Sam: “The course lasts for over 4 weeks. Each week, you’ll get a video lesson on the Monday. There will be a certain standard that the courses are based around so by the end of the month you’ll be able to play the standard and know how to do a few extra things within it.
The first week will be learning the standard and giving you some ideas to improvise over both for intermediate and advanced.
Second week, it’s an important week for us that we call transcription where players either have to learn a famous solo section or we write an example solo that might suit their ability. The task that week might be something like ‘can you play that part of the solo?’ or ‘this sax player uses this technique, can you show us that in your playing?’.
The third week for this course is going to be a big band week, which is an adaptation of the ensemble and how to phrase your playing together with other musicians.
The final week is extra – extra things for looking at that jazz standard and looking for other interesting things that might apply to that course or applying it to other standards.
We try to make the standards interlinked, so it’s not just ‘now you can do this’, instead you’ll be able to apply it to all the other jazz standards you’re learning or have learned. That setup seems to be working really nicely.
Vij: Yeah, we also keep in touch at least a few times a week, we’ve got some students writing some amazing pieces and listening lists where we send out a piece of music and write up what you’re listening for and really try to have fun with it.
Generally the courses are focused on particular figures, but this one is really broad so we will be keeping it wide and asking people to explore new albums and techniques.”
What’s the best way to get involved?
Vij: “Just Email us or apply via our website!
Other than that, feel free to reach out on our facebook page and social media or check out our youtube channel for some of the examples of what you’ll be learning and some examples of the virtual jazz ensembles that we’ve put together so you can see that we work together during the courses!”

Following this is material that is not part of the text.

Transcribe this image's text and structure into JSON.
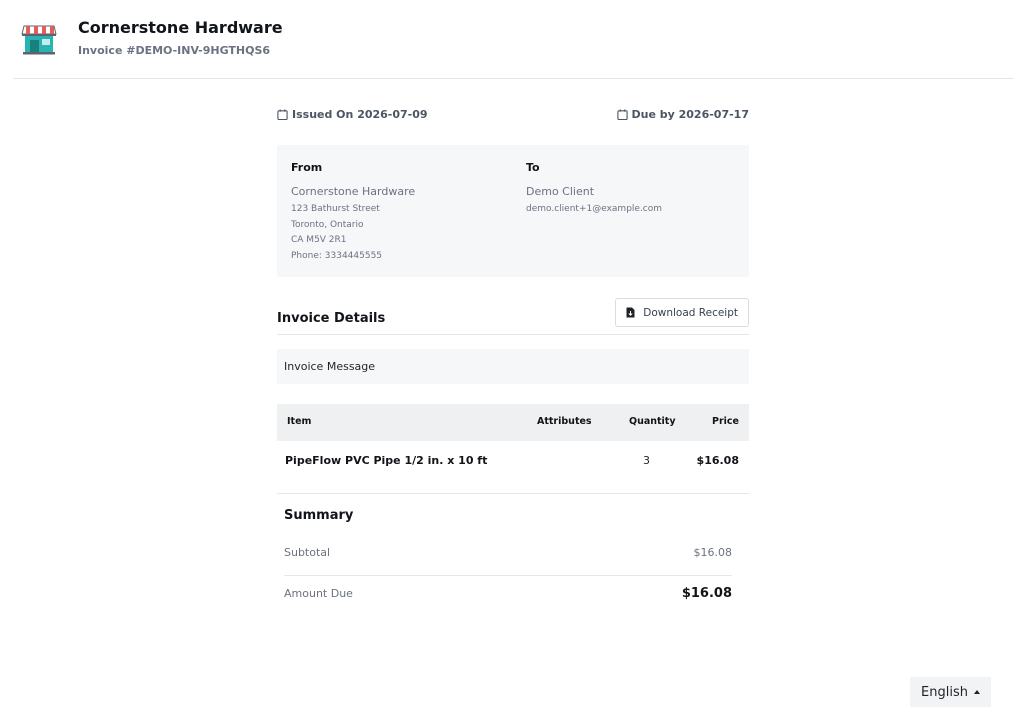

We absolutely love what Sam and Vij are doing and would encourage all jazz musicians to get involved in this incredible scheme! These projects have been very heavily subsidised and all profits will be going into the jazz festival’s education scheme!